The report on the explosion that blew an RAF Nimrod out of the sky over Helmand Province on 2 September, 2006 in which fourteen people died, was released today and it confirms my view of British military ‘adventures’ that I expressed in ‘Lest we forget?’. The report even names names of extremely high ranking officers as being directly culpable for their deaths.
At least twelve people – including six United Nations staff – have been killed in an attack on a UN guest house in the Afghan capital, Kabul. Police say the situation is under control, after militants barricaded themselves inside.
The tiny Russian republic of Ingushetia has become one of the most dangerous places in the world. Endemic corruption combined with a battle between Islamic extremists and unaccountable Moscow-backed security forces has plunged the area into bloody violence. Reporter Antony Butts and director Dom Rotheroe went to find out what lay behind the conflict and to investigate claims of extrajudicial killings, torture and suppression of political dissent.
It is hard for foreign journalists to get into the area or to operate independently. The team was under surveillance by the Russian Federal Security Service (FSB) and local security forces – forcing them to film covertly on occasion. Local human rights activists have been illegally detained and in some cases murdered and it was difficult to find interviewees prepared to talk openly. A few weeks after they left, Maksharip Aushev, a civil opposition leader they had filmed, was murdered by unknown gunmen. During filming, local fixers were warned by the security police not to cooperate with them and eventually Antony and Dom were warned to leave the country.
The various civil conflicts raging across the Russian Federation’s southern Muslim republics are putting an intolerable burden on the civilian populations caught in the middle. The war in Ingushetia is proving dirtier than most yet and, because of the difficulty of reporting, it has largely stayed off the world’s radar.
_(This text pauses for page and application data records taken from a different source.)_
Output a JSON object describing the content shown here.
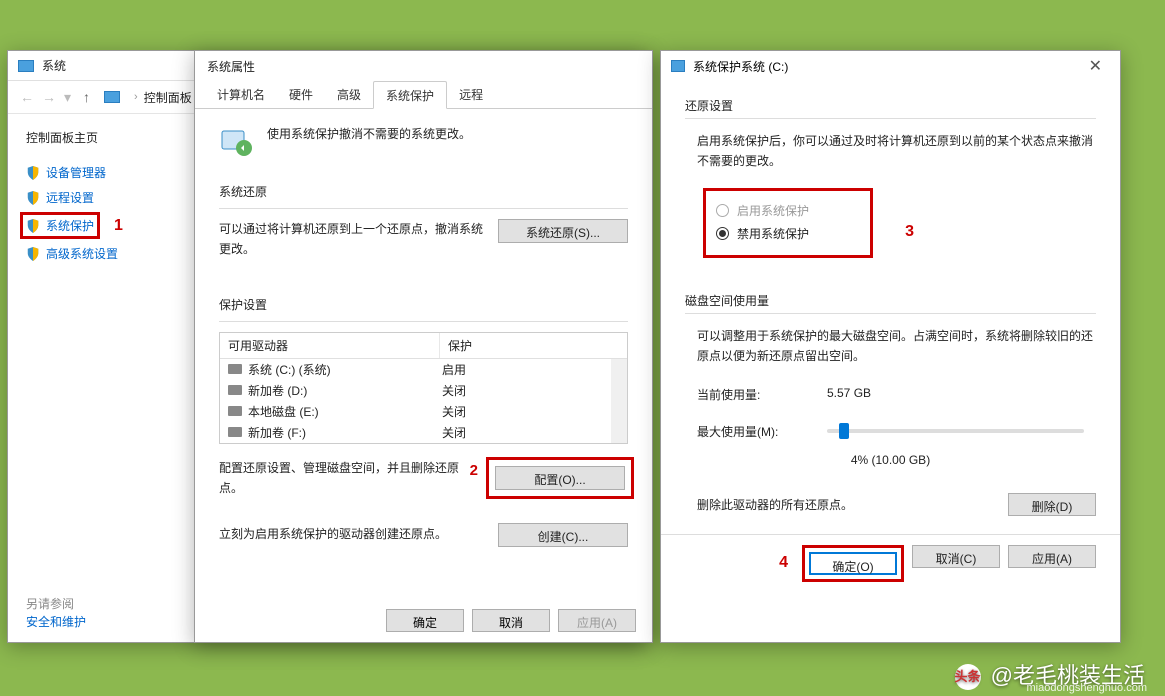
{
  "w1": {
    "title": "系统",
    "breadcrumb": "控制面板",
    "home_label": "控制面板主页",
    "side_items": [
      "设备管理器",
      "远程设置",
      "系统保护",
      "高级系统设置"
    ],
    "also_label": "另请参阅",
    "also_link": "安全和维护"
  },
  "w2": {
    "title": "系统属性",
    "tabs": [
      "计算机名",
      "硬件",
      "高级",
      "系统保护",
      "远程"
    ],
    "banner": "使用系统保护撤消不需要的系统更改。",
    "sect_restore": "系统还原",
    "restore_text": "可以通过将计算机还原到上一个还原点，撤消系统更改。",
    "restore_btn": "系统还原(S)...",
    "sect_protect": "保护设置",
    "hdr_drive": "可用驱动器",
    "hdr_status": "保护",
    "drives": [
      {
        "name": "系统 (C:) (系统)",
        "status": "启用"
      },
      {
        "name": "新加卷 (D:)",
        "status": "关闭"
      },
      {
        "name": "本地磁盘 (E:)",
        "status": "关闭"
      },
      {
        "name": "新加卷 (F:)",
        "status": "关闭"
      }
    ],
    "cfg_text": "配置还原设置、管理磁盘空间，并且删除还原点。",
    "cfg_btn": "配置(O)...",
    "create_text": "立刻为启用系统保护的驱动器创建还原点。",
    "create_btn": "创建(C)...",
    "ok": "确定",
    "cancel": "取消",
    "apply": "应用(A)"
  },
  "w3": {
    "title": "系统保护系统 (C:)",
    "sect_restore": "还原设置",
    "desc": "启用系统保护后，你可以通过及时将计算机还原到以前的某个状态点来撤消不需要的更改。",
    "opt_enable": "启用系统保护",
    "opt_disable": "禁用系统保护",
    "sect_usage": "磁盘空间使用量",
    "usage_desc": "可以调整用于系统保护的最大磁盘空间。占满空间时，系统将删除较旧的还原点以便为新还原点留出空间。",
    "cur_label": "当前使用量:",
    "cur_val": "5.57 GB",
    "max_label": "最大使用量(M):",
    "slider_val": "4% (10.00 GB)",
    "del_text": "删除此驱动器的所有还原点。",
    "del_btn": "删除(D)",
    "ok": "确定(O)",
    "cancel": "取消(C)",
    "apply": "应用(A)"
  },
  "callouts": {
    "c1": "1",
    "c2": "2",
    "c3": "3",
    "c4": "4"
  },
  "watermark": {
    "logo": "头条",
    "text": "@老毛桃装生活",
    "url": "miaodongshenghuo.com"
  }
}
This film for Al Jazeera’s People & Power lifted the lid on a catalogue of seemingly indiscriminate murder, human rights abuse, political and religious persecution, poverty, corruption and neglect.
This talk by Larry Wilkerson was the keynote speech given at an event sponsored by the Sam Adams Associates for Integrity in Intelligence, American University History Department, American University’s Nuclear Studies Institute on Oct 21,2009 at American University in Washington DC.
Sam Adams Associates for Integrity in Intelligence describes itself as “a movement of former CIA colleagues and other associates of former intelligence analyst Sam Adams, who hold up his example as a model for those in intelligence who would aspire to the courage to speak truth to power”.